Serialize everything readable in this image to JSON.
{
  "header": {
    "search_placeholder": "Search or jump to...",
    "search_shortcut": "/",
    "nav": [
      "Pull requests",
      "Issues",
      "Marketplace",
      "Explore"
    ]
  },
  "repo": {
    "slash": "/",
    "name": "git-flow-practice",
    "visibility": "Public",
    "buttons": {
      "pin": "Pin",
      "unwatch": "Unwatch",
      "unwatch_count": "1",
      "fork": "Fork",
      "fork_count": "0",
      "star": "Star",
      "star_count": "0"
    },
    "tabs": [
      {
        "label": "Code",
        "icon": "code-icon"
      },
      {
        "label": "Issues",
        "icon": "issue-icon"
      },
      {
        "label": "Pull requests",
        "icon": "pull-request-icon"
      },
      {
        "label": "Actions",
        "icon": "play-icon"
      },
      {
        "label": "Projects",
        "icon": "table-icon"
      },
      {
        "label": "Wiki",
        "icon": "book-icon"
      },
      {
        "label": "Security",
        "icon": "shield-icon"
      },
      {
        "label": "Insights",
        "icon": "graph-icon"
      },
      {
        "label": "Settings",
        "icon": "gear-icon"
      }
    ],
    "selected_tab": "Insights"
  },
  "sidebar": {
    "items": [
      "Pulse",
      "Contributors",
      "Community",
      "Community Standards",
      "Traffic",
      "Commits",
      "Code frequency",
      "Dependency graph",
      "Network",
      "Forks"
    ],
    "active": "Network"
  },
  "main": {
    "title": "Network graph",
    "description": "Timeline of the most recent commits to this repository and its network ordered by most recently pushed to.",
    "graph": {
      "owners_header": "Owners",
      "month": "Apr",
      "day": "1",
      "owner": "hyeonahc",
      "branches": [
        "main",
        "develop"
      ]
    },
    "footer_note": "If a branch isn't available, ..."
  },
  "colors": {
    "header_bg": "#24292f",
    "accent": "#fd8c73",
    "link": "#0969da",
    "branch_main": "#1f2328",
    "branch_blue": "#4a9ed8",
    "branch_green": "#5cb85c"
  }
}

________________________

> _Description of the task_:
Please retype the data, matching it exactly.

> _Your response_:
Serialize everything readable in this image to JSON.
{
  "header": {
    "search_placeholder": "Search or jump to...",
    "search_shortcut": "/",
    "nav": [
      "Pull requests",
      "Issues",
      "Marketplace",
      "Explore"
    ]
  },
  "repo": {
    "slash": "/",
    "name": "git-flow-practice",
    "visibility": "Public",
    "buttons": {
      "pin": "Pin",
      "unwatch": "Unwatch",
      "unwatch_count": "1",
      "fork": "Fork",
      "fork_count": "0",
      "star": "Star",
      "star_count": "0"
    },
    "tabs": [
      {
        "label": "Code",
        "icon": "code-icon"
      },
      {
        "label": "Issues",
        "icon": "issue-icon"
      },
      {
        "label": "Pull requests",
        "icon": "pull-request-icon"
      },
      {
        "label": "Actions",
        "icon": "play-icon"
      },
      {
        "label": "Projects",
        "icon": "table-icon"
      },
      {
        "label": "Wiki",
        "icon": "book-icon"
      },
      {
        "label": "Security",
        "icon": "shield-icon"
      },
      {
        "label": "Insights",
        "icon": "graph-icon"
      },
      {
        "label": "Settings",
        "icon": "gear-icon"
      }
    ],
    "selected_tab": "Insights"
  },
  "sidebar": {
    "items": [
      "Pulse",
      "Contributors",
      "Community",
      "Community Standards",
      "Traffic",
      "Commits",
      "Code frequency",
      "Dependency graph",
      "Network",
      "Forks"
    ],
    "active": "Network"
  },
  "main": {
    "title": "Network graph",
    "description": "Timeline of the most recent commits to this repository and its network ordered by most recently pushed to.",
    "graph": {
      "owners_header": "Owners",
      "month": "Apr",
      "day": "1",
      "owner": "hyeonahc",
      "branches": [
        "main",
        "develop"
      ]
    },
    "footer_note": "If a branch isn't available, ..."
  },
  "colors": {
    "header_bg": "#24292f",
    "accent": "#fd8c73",
    "link": "#0969da",
    "branch_main": "#1f2328",
    "branch_blue": "#4a9ed8",
    "branch_green": "#5cb85c"
  }
}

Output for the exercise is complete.